About the Author
David J. Neumann is assistant professor of history education at California State Polytechnic University, Pomona.
For more information about David J. Neumann, visit the Author Page.
“Neumann seeks to provide a balanced perspective, presenting Yogananda both as spiritual and religious—as a manwho sought to lead people to spiritual enlightenment and to authentic encounters with God.”--Choice Reviews
“Uniformly perceptive and utterly convincing, Neumann reveals Paramahansa Yogananda’s penchant for ‘imaginative reconstruction’ while preserving the guru’s humanity through it all. At once fair, honest, and unflinching, this book will certainly be warmly welcomed and used widely as the standard scholarly source for the life and teachings of Paramahansa Yogananda, as well as for the understanding of Hinduism—and religious charisma—in America. There is nothing else like it.”—Jeffrey J. Kripal, J. Newton Rayzor Professor of Religion, Rice University
“In fine style that makes this book fun to read, Neumann’s much-needed study of Paramahansa Yogananda clarifies the relationship between Christianity and Yogananda’s Hindu roots. Highlighting the development of an American Hinduism, Neumann reminds us that the great yogi died as an American citizen buried in the soil of his adopted country but also as a thoroughly global guru well before the term became widely adopted. I will use this book in my classes, too, as an insightful way to understand Yogananda’s ever-popular classic, Autobiography of a Yogi.”—Joanne Punzo Waghorne, Syracuse University

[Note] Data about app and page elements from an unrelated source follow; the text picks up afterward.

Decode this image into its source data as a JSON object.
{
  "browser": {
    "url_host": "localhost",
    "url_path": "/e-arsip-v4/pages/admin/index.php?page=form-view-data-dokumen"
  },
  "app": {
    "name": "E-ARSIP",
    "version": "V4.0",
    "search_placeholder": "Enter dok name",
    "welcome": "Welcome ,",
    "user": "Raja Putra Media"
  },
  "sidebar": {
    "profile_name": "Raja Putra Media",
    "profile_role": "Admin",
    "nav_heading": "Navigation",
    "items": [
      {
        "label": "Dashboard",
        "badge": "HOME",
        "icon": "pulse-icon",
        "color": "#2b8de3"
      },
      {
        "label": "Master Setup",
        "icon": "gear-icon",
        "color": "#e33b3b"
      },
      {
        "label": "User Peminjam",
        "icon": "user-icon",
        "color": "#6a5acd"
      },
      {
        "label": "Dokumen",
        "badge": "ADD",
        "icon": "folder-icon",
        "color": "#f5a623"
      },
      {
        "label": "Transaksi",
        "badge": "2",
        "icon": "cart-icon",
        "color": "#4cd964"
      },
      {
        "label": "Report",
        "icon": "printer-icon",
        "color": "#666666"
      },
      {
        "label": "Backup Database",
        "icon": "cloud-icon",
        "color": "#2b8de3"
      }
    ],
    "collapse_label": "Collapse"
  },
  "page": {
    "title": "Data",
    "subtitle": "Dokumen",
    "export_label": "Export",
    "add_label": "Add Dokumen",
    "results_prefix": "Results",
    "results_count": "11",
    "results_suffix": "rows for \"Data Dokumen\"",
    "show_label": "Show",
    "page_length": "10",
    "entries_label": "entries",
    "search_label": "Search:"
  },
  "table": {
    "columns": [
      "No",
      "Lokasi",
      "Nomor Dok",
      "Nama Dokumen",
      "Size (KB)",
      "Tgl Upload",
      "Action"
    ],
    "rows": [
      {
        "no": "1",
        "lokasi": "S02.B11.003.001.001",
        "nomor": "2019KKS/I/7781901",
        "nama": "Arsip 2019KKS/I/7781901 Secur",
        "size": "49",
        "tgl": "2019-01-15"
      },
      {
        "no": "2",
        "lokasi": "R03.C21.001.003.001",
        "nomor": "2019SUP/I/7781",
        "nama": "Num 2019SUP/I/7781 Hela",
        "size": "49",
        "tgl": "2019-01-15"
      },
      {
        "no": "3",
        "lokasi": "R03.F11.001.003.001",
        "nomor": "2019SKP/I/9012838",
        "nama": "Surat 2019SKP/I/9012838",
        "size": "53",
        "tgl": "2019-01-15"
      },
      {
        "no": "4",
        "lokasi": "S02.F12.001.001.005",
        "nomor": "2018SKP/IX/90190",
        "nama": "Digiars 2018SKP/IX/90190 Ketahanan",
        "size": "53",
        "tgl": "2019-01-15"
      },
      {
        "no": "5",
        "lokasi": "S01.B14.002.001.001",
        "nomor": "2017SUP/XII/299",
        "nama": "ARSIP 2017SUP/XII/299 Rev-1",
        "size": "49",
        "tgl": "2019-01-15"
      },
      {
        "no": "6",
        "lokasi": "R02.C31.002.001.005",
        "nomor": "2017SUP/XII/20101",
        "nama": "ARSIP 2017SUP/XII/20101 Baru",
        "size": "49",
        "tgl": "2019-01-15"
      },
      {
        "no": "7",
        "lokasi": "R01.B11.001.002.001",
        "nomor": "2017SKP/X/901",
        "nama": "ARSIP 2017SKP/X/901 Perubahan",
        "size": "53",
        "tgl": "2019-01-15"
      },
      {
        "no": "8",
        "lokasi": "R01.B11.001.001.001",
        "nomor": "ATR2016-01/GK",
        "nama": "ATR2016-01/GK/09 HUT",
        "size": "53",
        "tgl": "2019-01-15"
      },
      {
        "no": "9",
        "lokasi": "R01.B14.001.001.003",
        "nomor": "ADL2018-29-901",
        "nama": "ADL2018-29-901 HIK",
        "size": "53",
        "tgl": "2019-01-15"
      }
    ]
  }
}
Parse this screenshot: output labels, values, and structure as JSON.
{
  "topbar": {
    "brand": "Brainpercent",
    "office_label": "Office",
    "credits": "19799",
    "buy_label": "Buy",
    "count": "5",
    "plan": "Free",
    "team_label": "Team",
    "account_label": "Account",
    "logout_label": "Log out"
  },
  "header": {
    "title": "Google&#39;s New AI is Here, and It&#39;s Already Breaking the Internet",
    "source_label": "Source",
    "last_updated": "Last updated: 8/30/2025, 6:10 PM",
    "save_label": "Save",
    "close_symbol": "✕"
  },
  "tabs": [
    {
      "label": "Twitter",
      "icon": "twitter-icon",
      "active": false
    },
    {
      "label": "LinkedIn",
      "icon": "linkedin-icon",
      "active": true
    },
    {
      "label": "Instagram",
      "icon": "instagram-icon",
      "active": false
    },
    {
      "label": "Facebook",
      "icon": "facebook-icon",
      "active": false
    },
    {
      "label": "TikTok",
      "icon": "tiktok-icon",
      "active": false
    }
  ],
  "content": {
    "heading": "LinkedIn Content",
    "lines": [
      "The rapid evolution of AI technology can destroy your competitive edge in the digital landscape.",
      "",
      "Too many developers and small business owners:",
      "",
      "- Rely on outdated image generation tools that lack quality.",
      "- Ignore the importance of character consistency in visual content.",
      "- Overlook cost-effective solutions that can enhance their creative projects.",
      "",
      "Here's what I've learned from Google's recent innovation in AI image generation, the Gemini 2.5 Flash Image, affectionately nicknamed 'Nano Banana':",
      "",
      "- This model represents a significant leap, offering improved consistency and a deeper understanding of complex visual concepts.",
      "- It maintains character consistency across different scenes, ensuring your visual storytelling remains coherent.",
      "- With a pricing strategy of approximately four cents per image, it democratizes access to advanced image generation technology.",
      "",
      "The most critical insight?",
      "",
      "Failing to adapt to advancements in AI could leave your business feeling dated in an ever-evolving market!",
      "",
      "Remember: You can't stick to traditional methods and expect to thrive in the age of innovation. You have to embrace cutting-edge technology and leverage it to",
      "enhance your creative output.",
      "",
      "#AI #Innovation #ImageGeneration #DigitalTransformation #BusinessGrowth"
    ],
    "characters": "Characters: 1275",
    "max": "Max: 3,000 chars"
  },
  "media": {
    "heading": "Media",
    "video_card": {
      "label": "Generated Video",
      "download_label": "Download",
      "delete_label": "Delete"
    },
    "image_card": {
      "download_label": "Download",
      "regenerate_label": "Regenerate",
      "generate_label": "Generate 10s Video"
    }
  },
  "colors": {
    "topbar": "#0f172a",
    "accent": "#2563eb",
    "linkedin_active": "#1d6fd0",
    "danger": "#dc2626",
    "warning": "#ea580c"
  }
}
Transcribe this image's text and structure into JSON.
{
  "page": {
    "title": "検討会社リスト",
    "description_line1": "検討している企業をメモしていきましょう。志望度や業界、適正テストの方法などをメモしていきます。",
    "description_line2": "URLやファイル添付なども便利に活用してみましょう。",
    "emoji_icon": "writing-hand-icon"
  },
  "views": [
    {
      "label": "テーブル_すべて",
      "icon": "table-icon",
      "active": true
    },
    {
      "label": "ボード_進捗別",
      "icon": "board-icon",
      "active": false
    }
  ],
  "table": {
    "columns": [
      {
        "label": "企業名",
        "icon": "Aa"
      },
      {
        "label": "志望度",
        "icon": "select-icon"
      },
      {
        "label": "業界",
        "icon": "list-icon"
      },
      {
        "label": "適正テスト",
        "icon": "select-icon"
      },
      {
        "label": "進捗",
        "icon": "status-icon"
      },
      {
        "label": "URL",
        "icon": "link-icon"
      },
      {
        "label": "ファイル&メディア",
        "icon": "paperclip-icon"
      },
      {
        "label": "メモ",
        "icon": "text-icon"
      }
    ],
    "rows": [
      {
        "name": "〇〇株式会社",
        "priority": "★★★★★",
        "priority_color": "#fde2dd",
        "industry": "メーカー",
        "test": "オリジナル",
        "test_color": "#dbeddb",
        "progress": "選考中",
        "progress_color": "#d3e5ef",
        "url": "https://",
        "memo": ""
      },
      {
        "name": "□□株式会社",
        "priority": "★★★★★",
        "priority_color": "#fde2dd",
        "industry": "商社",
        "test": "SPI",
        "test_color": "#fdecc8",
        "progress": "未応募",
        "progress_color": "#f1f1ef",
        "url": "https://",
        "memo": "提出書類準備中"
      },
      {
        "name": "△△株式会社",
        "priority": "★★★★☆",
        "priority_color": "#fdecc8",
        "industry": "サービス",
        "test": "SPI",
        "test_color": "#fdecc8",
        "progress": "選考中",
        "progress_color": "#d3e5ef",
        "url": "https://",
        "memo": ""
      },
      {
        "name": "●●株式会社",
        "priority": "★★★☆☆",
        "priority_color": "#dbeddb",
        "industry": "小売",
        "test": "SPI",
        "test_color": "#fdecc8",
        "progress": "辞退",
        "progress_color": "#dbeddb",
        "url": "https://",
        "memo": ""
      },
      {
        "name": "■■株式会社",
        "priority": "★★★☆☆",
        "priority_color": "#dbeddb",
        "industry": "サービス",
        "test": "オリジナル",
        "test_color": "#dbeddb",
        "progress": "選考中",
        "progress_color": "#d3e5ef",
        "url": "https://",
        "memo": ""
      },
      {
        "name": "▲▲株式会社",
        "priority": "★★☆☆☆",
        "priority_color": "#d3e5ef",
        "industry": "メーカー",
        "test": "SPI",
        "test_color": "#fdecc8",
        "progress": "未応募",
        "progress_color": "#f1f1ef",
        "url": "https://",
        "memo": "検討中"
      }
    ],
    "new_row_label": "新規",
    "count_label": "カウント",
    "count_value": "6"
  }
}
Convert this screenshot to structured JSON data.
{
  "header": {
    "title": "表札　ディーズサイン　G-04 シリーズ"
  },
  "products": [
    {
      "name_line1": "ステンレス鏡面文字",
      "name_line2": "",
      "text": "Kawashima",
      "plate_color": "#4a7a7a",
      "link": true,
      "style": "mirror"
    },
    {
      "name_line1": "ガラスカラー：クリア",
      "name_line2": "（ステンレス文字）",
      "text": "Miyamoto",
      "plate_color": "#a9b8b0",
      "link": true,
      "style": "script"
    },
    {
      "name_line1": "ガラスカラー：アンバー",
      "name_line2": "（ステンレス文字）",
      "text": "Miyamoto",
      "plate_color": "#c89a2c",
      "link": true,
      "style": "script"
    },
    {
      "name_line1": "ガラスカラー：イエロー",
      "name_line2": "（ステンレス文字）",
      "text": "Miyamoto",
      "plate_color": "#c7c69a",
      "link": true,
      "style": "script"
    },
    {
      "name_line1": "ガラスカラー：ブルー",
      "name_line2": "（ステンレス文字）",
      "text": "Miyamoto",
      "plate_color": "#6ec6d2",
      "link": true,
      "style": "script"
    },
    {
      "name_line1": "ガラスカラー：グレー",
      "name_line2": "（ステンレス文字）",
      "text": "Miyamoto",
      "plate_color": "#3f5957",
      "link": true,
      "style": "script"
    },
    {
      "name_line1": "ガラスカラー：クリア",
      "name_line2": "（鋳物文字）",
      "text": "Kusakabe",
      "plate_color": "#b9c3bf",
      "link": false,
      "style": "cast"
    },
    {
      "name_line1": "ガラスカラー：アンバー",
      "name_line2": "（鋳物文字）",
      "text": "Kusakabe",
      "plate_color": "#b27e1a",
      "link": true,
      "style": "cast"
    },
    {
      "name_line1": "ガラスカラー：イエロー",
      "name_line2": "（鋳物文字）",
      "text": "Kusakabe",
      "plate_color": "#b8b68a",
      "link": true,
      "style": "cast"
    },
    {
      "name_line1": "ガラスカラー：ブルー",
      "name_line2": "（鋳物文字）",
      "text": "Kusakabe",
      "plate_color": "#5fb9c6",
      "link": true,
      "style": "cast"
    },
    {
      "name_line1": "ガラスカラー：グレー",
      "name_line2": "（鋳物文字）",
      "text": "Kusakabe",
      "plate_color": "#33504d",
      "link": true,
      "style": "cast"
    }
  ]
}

"An interesting study of the cultural phenomenology of a guru and his movement--its light and shadow, its success and contradictions."--William IrwinThompson, author of The Time Falling Bodies Take to Light